In the good old days Paypal had this physical security key device which I held in my hand and it would randomly bring up a pin code whenever I wanted to do something on Paypal. I do not understand why they discontinued this service. It was simple and it worked.
“But unlike others in the group, Freeman used his real name (username: Conor), and disclosed his hometown and date of birth to others on the forum.”
Smart lad. Networking pays.
western jails not bad, 3 years good work out keeping healthy not bad.
i been in jail my freinds been in jail i would say not bad for men.
i did work out i got out like arnold swachernegger….
boxing work out running pushupss..pull ups.
jail can keep your health good no drugs no alchol.
3 years is nothing t be honest for young guy every person can take 5 years easy jail time.
Irish prisons aren’t the best.
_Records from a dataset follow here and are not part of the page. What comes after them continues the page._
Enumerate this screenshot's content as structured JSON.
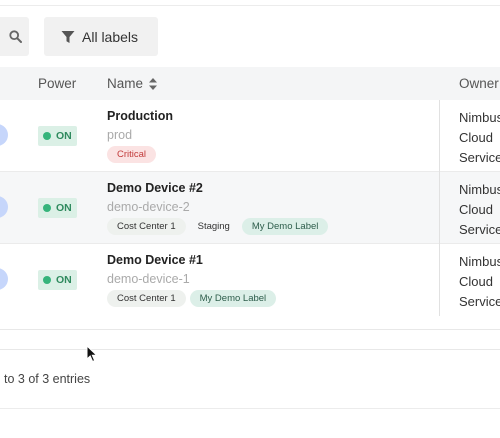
{
  "toolbar": {
    "search_icon": "search-icon",
    "filter_label": "All labels",
    "filter_icon": "filter-icon"
  },
  "table": {
    "headers": {
      "power": "Power",
      "name": "Name",
      "owner": "Owner"
    },
    "rows": [
      {
        "power": "ON",
        "name": "Production",
        "slug": "prod",
        "tags": [
          "Critical"
        ],
        "owner": [
          "Nimbus",
          "Cloud",
          "Service"
        ]
      },
      {
        "power": "ON",
        "name": "Demo Device #2",
        "slug": "demo-device-2",
        "tags": [
          "Cost Center 1",
          "Staging",
          "My Demo Label"
        ],
        "owner": [
          "Nimbus",
          "Cloud",
          "Service"
        ]
      },
      {
        "power": "ON",
        "name": "Demo Device #1",
        "slug": "demo-device-1",
        "tags": [
          "Cost Center 1",
          "My Demo Label"
        ],
        "owner": [
          "Nimbus",
          "Cloud",
          "Service"
        ]
      }
    ]
  },
  "footer": {
    "entries_text": "to 3 of 3 entries"
  },
  "colors": {
    "on_badge_bg": "#dbf0e6",
    "on_dot": "#35b47b",
    "critical_bg": "#fbe3e3",
    "critical_text": "#c23b3b",
    "demo_label_bg": "#dcefe8",
    "avatar": "#c6d6fb"
  }
}
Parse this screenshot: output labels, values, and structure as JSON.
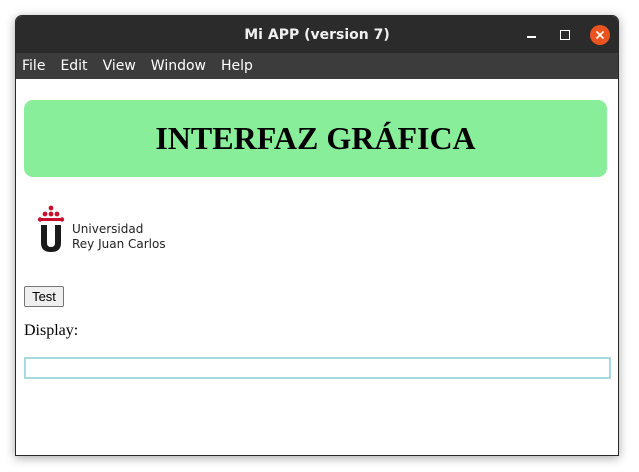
{
  "window": {
    "title": "Mi APP (version 7)",
    "controls": [
      "minimize-icon",
      "maximize-icon",
      "close-icon"
    ],
    "close_color": "#e95420"
  },
  "menubar": {
    "items": [
      {
        "label": "File"
      },
      {
        "label": "Edit"
      },
      {
        "label": "View"
      },
      {
        "label": "Window"
      },
      {
        "label": "Help"
      }
    ]
  },
  "banner": {
    "title": "INTERFAZ GRÁFICA",
    "background": "#88ee99"
  },
  "logo": {
    "line1": "Universidad",
    "line2": "Rey Juan Carlos",
    "accent": "#c8102e"
  },
  "test_button": {
    "label": "Test"
  },
  "display": {
    "label": "Display:",
    "value": "",
    "border_color": "#a8d8e0"
  }
}
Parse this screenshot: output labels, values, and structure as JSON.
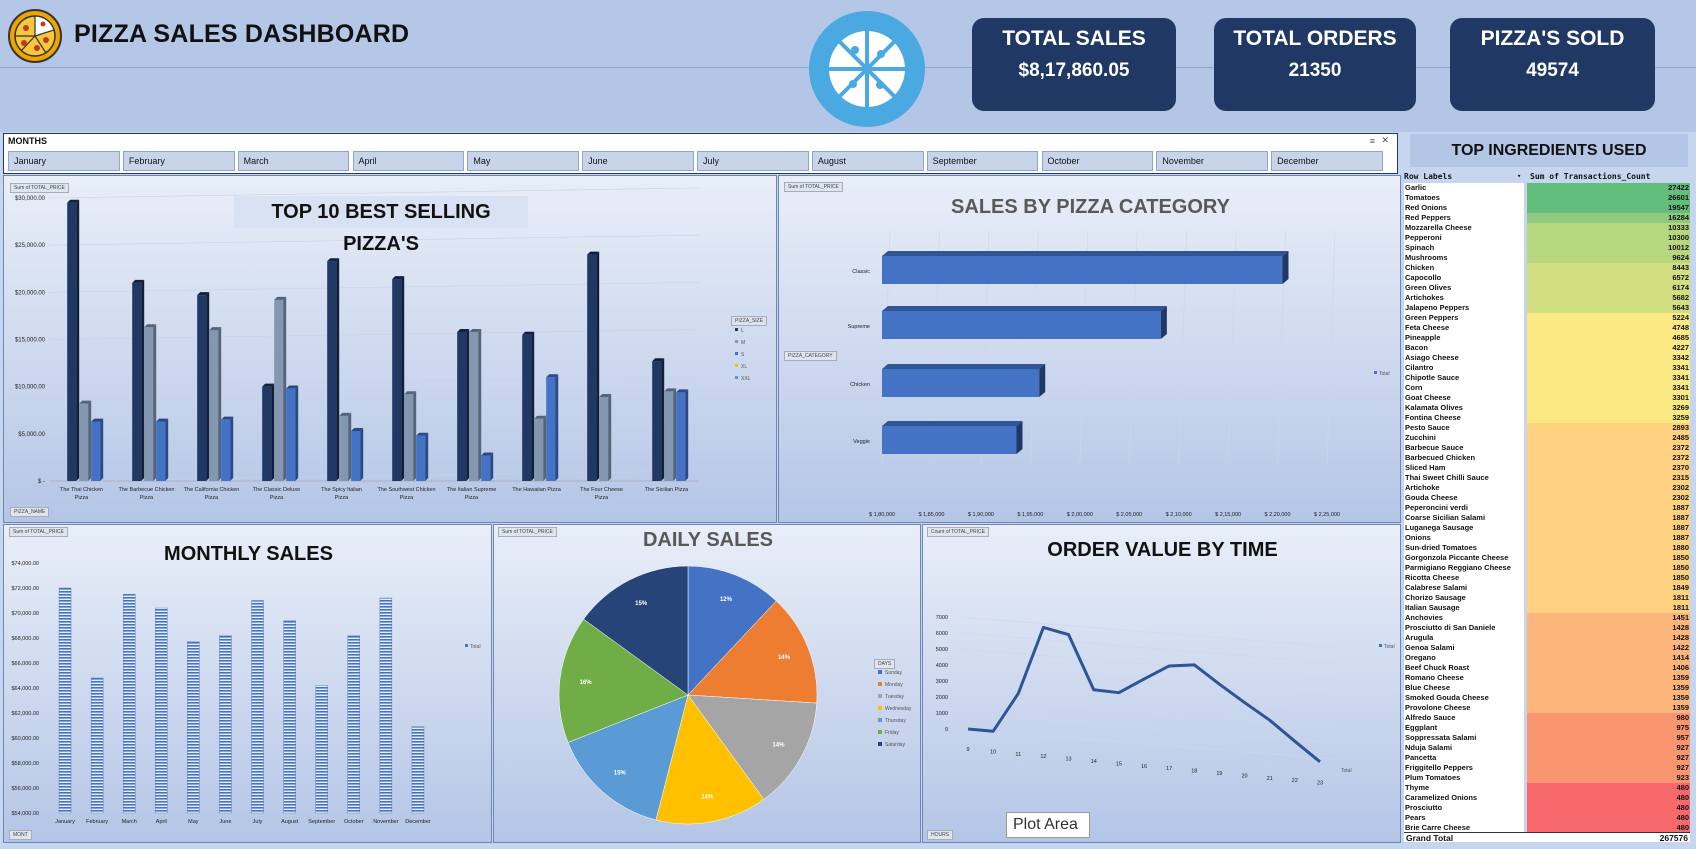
{
  "header": {
    "title": "PIZZA SALES DASHBOARD"
  },
  "kpis": [
    {
      "label": "TOTAL SALES",
      "value": "$8,17,860.05"
    },
    {
      "label": "TOTAL ORDERS",
      "value": "21350"
    },
    {
      "label": "PIZZA'S SOLD",
      "value": "49574"
    }
  ],
  "slicer": {
    "title": "MONTHS",
    "months": [
      "January",
      "February",
      "March",
      "April",
      "May",
      "June",
      "July",
      "August",
      "September",
      "October",
      "November",
      "December"
    ]
  },
  "ingredients": {
    "title": "TOP INGREDIENTS USED",
    "col_labels": "Row Labels",
    "col_values": "Sum of Transactions_Count",
    "rows": [
      [
        "Garlic",
        27422
      ],
      [
        "Tomatoes",
        26601
      ],
      [
        "Red Onions",
        19547
      ],
      [
        "Red Peppers",
        16284
      ],
      [
        "Mozzarella Cheese",
        10333
      ],
      [
        "Pepperoni",
        10300
      ],
      [
        "Spinach",
        10012
      ],
      [
        "Mushrooms",
        9624
      ],
      [
        "Chicken",
        8443
      ],
      [
        "Capocollo",
        6572
      ],
      [
        "Green Olives",
        6174
      ],
      [
        "Artichokes",
        5682
      ],
      [
        "Jalapeno Peppers",
        5643
      ],
      [
        "Green Peppers",
        5224
      ],
      [
        "Feta Cheese",
        4748
      ],
      [
        "Pineapple",
        4685
      ],
      [
        "Bacon",
        4227
      ],
      [
        "Asiago Cheese",
        3342
      ],
      [
        "Cilantro",
        3341
      ],
      [
        "Chipotle Sauce",
        3341
      ],
      [
        "Corn",
        3341
      ],
      [
        "Goat Cheese",
        3301
      ],
      [
        "Kalamata Olives",
        3269
      ],
      [
        "Fontina Cheese",
        3259
      ],
      [
        "Pesto Sauce",
        2893
      ],
      [
        "Zucchini",
        2485
      ],
      [
        "Barbecue Sauce",
        2372
      ],
      [
        "Barbecued Chicken",
        2372
      ],
      [
        "Sliced Ham",
        2370
      ],
      [
        "Thai Sweet Chilli Sauce",
        2315
      ],
      [
        "Artichoke",
        2302
      ],
      [
        "Gouda Cheese",
        2302
      ],
      [
        "Peperoncini verdi",
        1887
      ],
      [
        "Coarse Sicilian Salami",
        1887
      ],
      [
        "Luganega Sausage",
        1887
      ],
      [
        "Onions",
        1887
      ],
      [
        "Sun-dried Tomatoes",
        1880
      ],
      [
        "Gorgonzola Piccante Cheese",
        1850
      ],
      [
        "Parmigiano Reggiano Cheese",
        1850
      ],
      [
        "Ricotta Cheese",
        1850
      ],
      [
        "Calabrese Salami",
        1849
      ],
      [
        "Chorizo Sausage",
        1811
      ],
      [
        "Italian Sausage",
        1811
      ],
      [
        "Anchovies",
        1451
      ],
      [
        "Prosciutto di San Daniele",
        1428
      ],
      [
        "Arugula",
        1428
      ],
      [
        "Genoa Salami",
        1422
      ],
      [
        "Oregano",
        1414
      ],
      [
        "Beef Chuck Roast",
        1406
      ],
      [
        "Romano Cheese",
        1359
      ],
      [
        "Blue Cheese",
        1359
      ],
      [
        "Smoked Gouda Cheese",
        1359
      ],
      [
        "Provolone Cheese",
        1359
      ],
      [
        "Alfredo Sauce",
        980
      ],
      [
        "Eggplant",
        975
      ],
      [
        "Soppressata Salami",
        957
      ],
      [
        "Nduja Salami",
        927
      ],
      [
        "Pancetta",
        927
      ],
      [
        "Friggitello Peppers",
        927
      ],
      [
        "Plum Tomatoes",
        923
      ],
      [
        "Thyme",
        480
      ],
      [
        "Caramelized Onions",
        480
      ],
      [
        "Prosciutto",
        480
      ],
      [
        "Pears",
        480
      ],
      [
        "Brie Carre Cheese",
        480
      ]
    ],
    "grand_label": "Grand Total",
    "grand_value": "267576"
  },
  "tooltip": "Plot Area",
  "icons": {
    "logo": "pizza-logo-icon",
    "center": "pizza-slice-icon"
  },
  "colors": {
    "navy": "#1f3864",
    "blue": "#4472c4",
    "gray": "#8497b0",
    "background": "#c7d6ef"
  },
  "charts": {
    "top10": {
      "pill": "Sum of TOTAL_PRICE",
      "pill_bottom": "PIZZA_NAME",
      "legend_title": "PIZZA_SIZE",
      "title": "TOP 10 BEST SELLING PIZZA'S"
    },
    "category": {
      "pill": "Sum of TOTAL_PRICE",
      "pill_side": "PIZZA_CATEGORY",
      "title": "SALES BY PIZZA CATEGORY"
    },
    "monthly": {
      "pill": "Sum of TOTAL_PRICE",
      "pill_bottom": "MONT",
      "title": "MONTHLY SALES"
    },
    "daily": {
      "pill": "Sum of TOTAL_PRICE",
      "legend_title": "DAYS",
      "title": "DAILY SALES"
    },
    "hourly": {
      "pill": "Count of TOTAL_PRICE",
      "pill_bottom": "HOURS",
      "title": "ORDER VALUE BY TIME"
    }
  },
  "chart_data": [
    {
      "type": "bar",
      "title": "TOP 10 BEST SELLING PIZZA'S",
      "categories": [
        "The Thai Chicken Pizza",
        "The Barbecue Chicken Pizza",
        "The California Chicken Pizza",
        "The Classic Deluxe Pizza",
        "The Spicy Italian Pizza",
        "The Southwest Chicken Pizza",
        "The Italian Supreme Pizza",
        "The Hawaiian Pizza",
        "The Four Cheese Pizza",
        "The Sicilian Pizza"
      ],
      "series": [
        {
          "name": "L",
          "values": [
            29500,
            21000,
            19700,
            10000,
            23300,
            21400,
            15800,
            15500,
            24000,
            12700
          ]
        },
        {
          "name": "M",
          "values": [
            8200,
            16300,
            16000,
            19200,
            6900,
            9200,
            15800,
            6600,
            8900,
            9500
          ]
        },
        {
          "name": "S",
          "values": [
            6300,
            6300,
            6500,
            9800,
            5300,
            4800,
            2700,
            11000,
            null,
            9400
          ]
        },
        {
          "name": "XL",
          "values": [
            null,
            null,
            null,
            null,
            null,
            null,
            null,
            null,
            null,
            null
          ]
        },
        {
          "name": "XXL",
          "values": [
            null,
            null,
            null,
            null,
            null,
            null,
            null,
            null,
            null,
            null
          ]
        }
      ],
      "ylim": [
        0,
        30000
      ],
      "yticks": [
        "$ -",
        "$5,000.00",
        "$10,000.00",
        "$15,000.00",
        "$20,000.00",
        "$25,000.00",
        "$30,000.00"
      ],
      "legend": "right"
    },
    {
      "type": "bar",
      "orientation": "horizontal",
      "title": "SALES BY PIZZA CATEGORY",
      "categories": [
        "Classic",
        "Supreme",
        "Chicken",
        "Veggie"
      ],
      "series": [
        {
          "name": "Total",
          "values": [
            220500,
            208200,
            195900,
            193600
          ]
        }
      ],
      "xlim": [
        180000,
        225000
      ],
      "xticks": [
        "$ 1,80,000",
        "$ 1,85,000",
        "$ 1,90,000",
        "$ 1,95,000",
        "$ 2,00,000",
        "$ 2,05,000",
        "$ 2,10,000",
        "$ 2,15,000",
        "$ 2,20,000",
        "$ 2,25,000"
      ],
      "legend": "right"
    },
    {
      "type": "bar",
      "title": "MONTHLY SALES",
      "categories": [
        "January",
        "February",
        "March",
        "April",
        "May",
        "June",
        "July",
        "August",
        "September",
        "October",
        "November",
        "December"
      ],
      "series": [
        {
          "name": "Total",
          "values": [
            72000,
            64800,
            71500,
            70400,
            67700,
            68200,
            71000,
            69400,
            64200,
            68200,
            71200,
            60900
          ]
        }
      ],
      "ylim": [
        54000,
        74000
      ],
      "yticks": [
        "$54,000.00",
        "$56,000.00",
        "$58,000.00",
        "$60,000.00",
        "$62,000.00",
        "$64,000.00",
        "$66,000.00",
        "$68,000.00",
        "$70,000.00",
        "$72,000.00",
        "$74,000.00"
      ],
      "legend": "right"
    },
    {
      "type": "pie",
      "title": "DAILY SALES",
      "labels": [
        "Sunday",
        "Monday",
        "Tuesday",
        "Wednesday",
        "Thursday",
        "Friday",
        "Saturday"
      ],
      "values": [
        12,
        14,
        14,
        14,
        15,
        16,
        15
      ],
      "data_labels": [
        "12%",
        "14%",
        "14%",
        "14%",
        "15%",
        "16%",
        "15%"
      ],
      "colors": [
        "#4472c4",
        "#ed7d31",
        "#a5a5a5",
        "#ffc000",
        "#5b9bd5",
        "#70ad47",
        "#264478"
      ],
      "legend": "right"
    },
    {
      "type": "line",
      "title": "ORDER VALUE BY TIME",
      "x": [
        9,
        10,
        11,
        12,
        13,
        14,
        15,
        16,
        17,
        18,
        19,
        20,
        21,
        22,
        23
      ],
      "series": [
        {
          "name": "Total",
          "values": [
            1,
            8,
            2520,
            6800,
            6500,
            3200,
            3170,
            4170,
            5140,
            5360,
            4300,
            3300,
            2350,
            1180,
            50
          ]
        }
      ],
      "ylim": [
        0,
        7000
      ],
      "yticks": [
        "0",
        "1000",
        "2000",
        "3000",
        "4000",
        "5000",
        "6000",
        "7000"
      ],
      "legend": "right"
    }
  ]
}
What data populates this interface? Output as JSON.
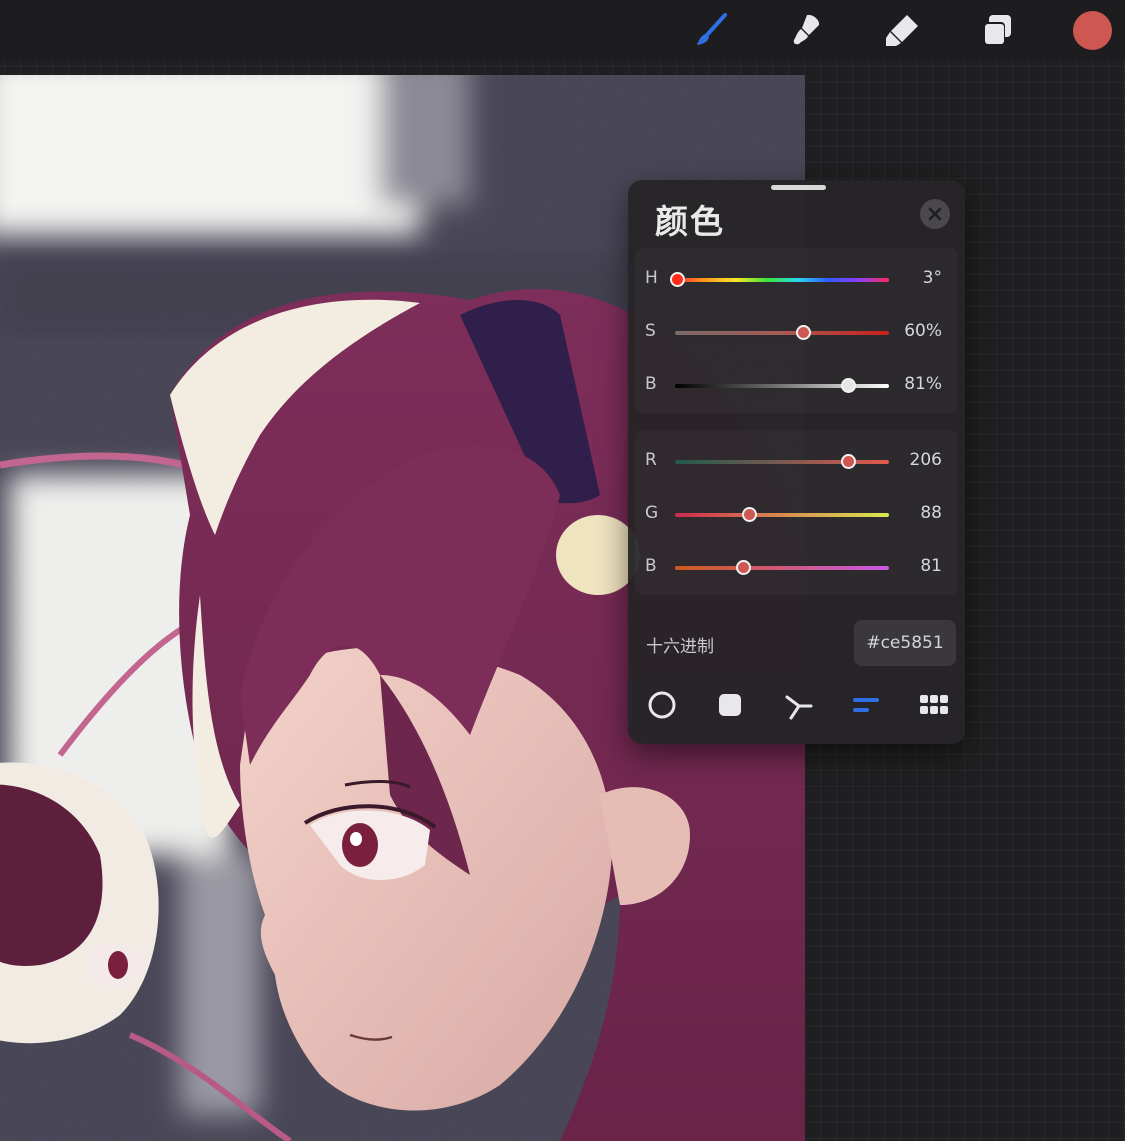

They’re largely safe, but you may be in an overcrowded prison, without proper facilities. It was only a few years ago that prisoners in Irelands Mountjoy prison had to ‘slop out’ buckets of waste each morning.
In the States in mosts places you get good time which cuts your sentence by a third, and if you are a trustee working in many places that cuts your sentence by half. I don’t know if Ireland has similar good behavior incentives, but if it does that is 1-1/2 years in the Big House…
The Irish prison system isn’t based off forced labour, so you can’t work your sentence off like you do in the USA. Sentences are shortened, and “for good behaviour” is an alright analogy if you want to compare it to the USA, although it’s based in reform and reoffend risk rather than how polite you are to the head of the prison.
One of my email accounts has become a honey pot for criminal phishing actors. I’m getting 40-50 emails a month and forwarding them to respective admins/abuse addresses hoping that these accounts and domains are being deactivated.
Remarkable thing is that 60+ % of the crap is coming from godaddy subdomains which tells me that godaddy has minimal, or none, controls in place to prevent bots from creating phishing domains and accounts.
2FA is great till you loose the 2…
See next story about Godaddy.
Set facepalms on kill.
Thanks for the information
Burglary, theft or theft from a shop in Ireland isn’t managed almost that cruelly. Dislike America.
Thanks for the update and quick reply. I’ll be sure to keep an eye on this thread.